I. PRIVATE EQUITY INVESTMENTS
1. HISTORY OF PRIVATE EQUITY–
♦ Private Equity (here-in-after referred to as “PE” for brevity purposes) has hoarded the mainstream spotlight only in the last three decades.
♦ JP Morgan is said to have conducted the first leveraged buyout (LBO) of Carnegic Steel Corporation.
♦ PE firms remained on the sidelines of the financial ecosystem after World War – II until the 1970s, when venture capitalists began bankrolling.
♦ During 1970s & 1980s, PE funding became a popular avenue for struggling companies to raise funds, away from public markets.
♦ Study found that companies backed by private equity performed better than their counterparts in the public markets.
♦ The initial PE firms included American Research & Development Corporation (ARDC) and J.H. Whitney & Co., both founded in 1946.
Private Equity refers to an alternate investment which consists of ‘capital’, that is not listed on stock exchange.
Private Equity funding refers to a type of financing, whereby capital is invested by private set of investors, into a business, in return for equity in the company.
3. DEPLOYMENT OF CAPITAL–
Can be deployed into:
a) Expanding working capital;
b) Funding new technology;
c) Making acquisitions;
d) Strengthening/Solidifying Balance sheet & Generating profits;
4. PROS OF PRIVATE EQUITY INVESTMENT–
- It stimulates liquidity & entrepreneurship;
- It creates shareholder value;
- It promotes job creation & economic growth;
- It enables investors to invest in world’s leading companies;
5. CONS OF PRIVATE EQUITY INVESTMENT–
- It involves a great deal of risk;
- One of the riskiest investments because many companies fail to perform or underperform;
6. WORKING OF PRIVATE EQUITY FIRMS–
- The primary function of PE firms is to invest in various companies in a specific sector, or spread across multiple sectors;
- A large part of private equity investor’s job is to source out potential companies, perform extensive research on why the company would be a good investment; &
- Finally, implement a plan of action to acquire the company;
II. “VENTURE CAPITAL FUNDING”
Venture Capital (here-in-after referred to as “VC” for brevity purposes) Funding refers to a private or institutional investment made into early-stage/start-up companies.
Venture Capital investment is also referred to as risk capital or patient risk capital, as it includes the risk of losing money if venture doesn’t succeed and takes medium to long term period for investments to fructify.
VC typically comes from institutional investors and high net worth individuals and is pooled together by dedicated investment firms.
- VC firms finance innovation and ideas which have high growth potential but with inherent uncertainties.
- This makes it a high-risk, high return investment.
- VC connotes risk finance as well as managerial support.
III. “DIFFERENCE BETWEEN PE & VC”
- PE firms & Venture Capitalists invest in companies and make money by exiting i.e., generally selling their investments.
- Venture Capitalists invest in start-up funds.

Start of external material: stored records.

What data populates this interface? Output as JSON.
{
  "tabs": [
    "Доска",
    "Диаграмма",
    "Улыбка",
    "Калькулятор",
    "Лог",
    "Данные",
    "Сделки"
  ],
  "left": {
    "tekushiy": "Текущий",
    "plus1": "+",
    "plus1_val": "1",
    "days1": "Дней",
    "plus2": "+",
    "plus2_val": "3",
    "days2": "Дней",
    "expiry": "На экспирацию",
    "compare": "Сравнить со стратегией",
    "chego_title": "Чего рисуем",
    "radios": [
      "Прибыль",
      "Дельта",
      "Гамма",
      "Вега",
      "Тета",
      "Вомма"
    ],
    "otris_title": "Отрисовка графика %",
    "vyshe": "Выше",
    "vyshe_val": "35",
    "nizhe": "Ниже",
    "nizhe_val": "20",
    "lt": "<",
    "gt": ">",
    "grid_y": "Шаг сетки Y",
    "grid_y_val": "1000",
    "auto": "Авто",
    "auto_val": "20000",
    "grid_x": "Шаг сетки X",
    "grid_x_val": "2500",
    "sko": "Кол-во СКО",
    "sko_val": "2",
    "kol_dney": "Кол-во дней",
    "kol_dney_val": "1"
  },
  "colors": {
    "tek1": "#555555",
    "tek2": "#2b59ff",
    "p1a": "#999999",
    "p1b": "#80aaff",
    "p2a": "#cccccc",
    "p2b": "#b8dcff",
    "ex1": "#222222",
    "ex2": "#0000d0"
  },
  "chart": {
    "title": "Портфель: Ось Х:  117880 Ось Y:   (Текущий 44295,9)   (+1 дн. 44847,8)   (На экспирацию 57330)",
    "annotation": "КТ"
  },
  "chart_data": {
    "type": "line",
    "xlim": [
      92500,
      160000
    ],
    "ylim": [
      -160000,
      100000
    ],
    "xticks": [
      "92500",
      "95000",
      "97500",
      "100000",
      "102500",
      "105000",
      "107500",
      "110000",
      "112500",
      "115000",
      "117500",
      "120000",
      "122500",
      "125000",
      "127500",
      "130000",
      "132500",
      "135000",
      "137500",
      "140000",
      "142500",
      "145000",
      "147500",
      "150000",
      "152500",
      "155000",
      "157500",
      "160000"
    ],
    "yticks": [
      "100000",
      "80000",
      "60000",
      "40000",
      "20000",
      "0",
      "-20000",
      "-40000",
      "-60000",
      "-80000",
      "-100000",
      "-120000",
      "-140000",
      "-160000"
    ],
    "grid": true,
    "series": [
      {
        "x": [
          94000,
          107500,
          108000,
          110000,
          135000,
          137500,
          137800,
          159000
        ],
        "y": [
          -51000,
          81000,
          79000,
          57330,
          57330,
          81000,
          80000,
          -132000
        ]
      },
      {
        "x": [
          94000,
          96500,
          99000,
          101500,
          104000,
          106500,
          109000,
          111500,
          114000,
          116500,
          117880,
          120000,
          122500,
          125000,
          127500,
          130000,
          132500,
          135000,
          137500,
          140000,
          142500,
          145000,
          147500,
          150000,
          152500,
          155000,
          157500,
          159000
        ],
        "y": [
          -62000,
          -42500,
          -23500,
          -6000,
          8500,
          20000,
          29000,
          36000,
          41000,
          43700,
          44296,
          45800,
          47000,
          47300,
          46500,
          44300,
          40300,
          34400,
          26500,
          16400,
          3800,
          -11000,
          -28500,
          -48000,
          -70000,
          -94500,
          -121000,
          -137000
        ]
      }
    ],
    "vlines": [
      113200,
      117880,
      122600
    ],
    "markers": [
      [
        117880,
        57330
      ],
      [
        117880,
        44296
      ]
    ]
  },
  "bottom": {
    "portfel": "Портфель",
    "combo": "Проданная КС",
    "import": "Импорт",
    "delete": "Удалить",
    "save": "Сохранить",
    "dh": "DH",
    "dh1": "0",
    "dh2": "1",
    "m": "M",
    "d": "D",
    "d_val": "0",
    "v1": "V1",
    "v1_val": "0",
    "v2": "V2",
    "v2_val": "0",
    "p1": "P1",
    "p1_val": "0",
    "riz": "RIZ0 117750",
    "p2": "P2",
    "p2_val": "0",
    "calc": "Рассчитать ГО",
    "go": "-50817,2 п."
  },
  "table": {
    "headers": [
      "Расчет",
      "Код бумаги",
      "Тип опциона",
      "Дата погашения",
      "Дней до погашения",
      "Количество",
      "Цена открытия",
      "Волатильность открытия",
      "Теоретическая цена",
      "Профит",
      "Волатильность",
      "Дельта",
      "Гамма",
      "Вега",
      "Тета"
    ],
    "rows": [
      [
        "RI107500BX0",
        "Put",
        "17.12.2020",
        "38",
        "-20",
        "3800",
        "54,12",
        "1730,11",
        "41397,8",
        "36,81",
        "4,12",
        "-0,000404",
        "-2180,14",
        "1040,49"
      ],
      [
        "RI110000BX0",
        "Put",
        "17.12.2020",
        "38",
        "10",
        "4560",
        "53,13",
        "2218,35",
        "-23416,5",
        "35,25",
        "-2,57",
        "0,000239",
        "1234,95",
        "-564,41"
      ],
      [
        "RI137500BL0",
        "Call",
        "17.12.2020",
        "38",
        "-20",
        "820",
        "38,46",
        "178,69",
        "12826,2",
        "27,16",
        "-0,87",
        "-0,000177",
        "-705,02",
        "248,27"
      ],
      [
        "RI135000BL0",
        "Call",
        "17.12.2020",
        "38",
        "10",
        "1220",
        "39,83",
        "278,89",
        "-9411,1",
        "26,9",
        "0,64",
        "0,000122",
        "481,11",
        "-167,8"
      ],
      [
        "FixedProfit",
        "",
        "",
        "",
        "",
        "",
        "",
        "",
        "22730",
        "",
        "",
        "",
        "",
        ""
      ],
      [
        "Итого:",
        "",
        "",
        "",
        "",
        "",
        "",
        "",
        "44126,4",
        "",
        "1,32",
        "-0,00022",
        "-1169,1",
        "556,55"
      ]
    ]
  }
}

Also, VC firms invest small amounts of money in multiple investee companies/firms.
- Whereas, in case of PE firms, the number of investments made in investee companies is smaller, but the investment size of each investment is much larger.
- PE funds are invested in mature companies with a proven track record, where the chances of failure in the near future are lowered.
- PE firms focus on hiring people with IB backgrounds. Whereas VC funds tend to have diverse teams with bankers, consultants, business development professionals and even past entrepreneurs.
- PE firms get highly involved in the functioning of mature companies that they acquire to improve them in the hopes of getting a higher sale price in the future. VC firms meanwhile, work closely with companies early on in their development. VC firms help startups with hiring, partnerships, and back office support, among other things.
- PE funds, operate in a highly structured and often templated way. Their whole model is to invest in a company, improve it and sell it off for a higher price.
- Venture Capitalists typically raise funds and then typically have a cycle of around ten years to put that money out into investee companies/firms and make a return on that investment.
- PE investors typically take controlling interest in mature, performing companies, whereas, Venture capitalists can invest in company at any stage in its development.
- Usually, PE firms will spend hundreds of millions of dollars to acquire a controlling interest in their target company. VCs make smaller, incremental investments in a company slowly over a span of time.
- Venture capitalists often have one or more co-investors in a syndicate whereas PE firms invest on their own.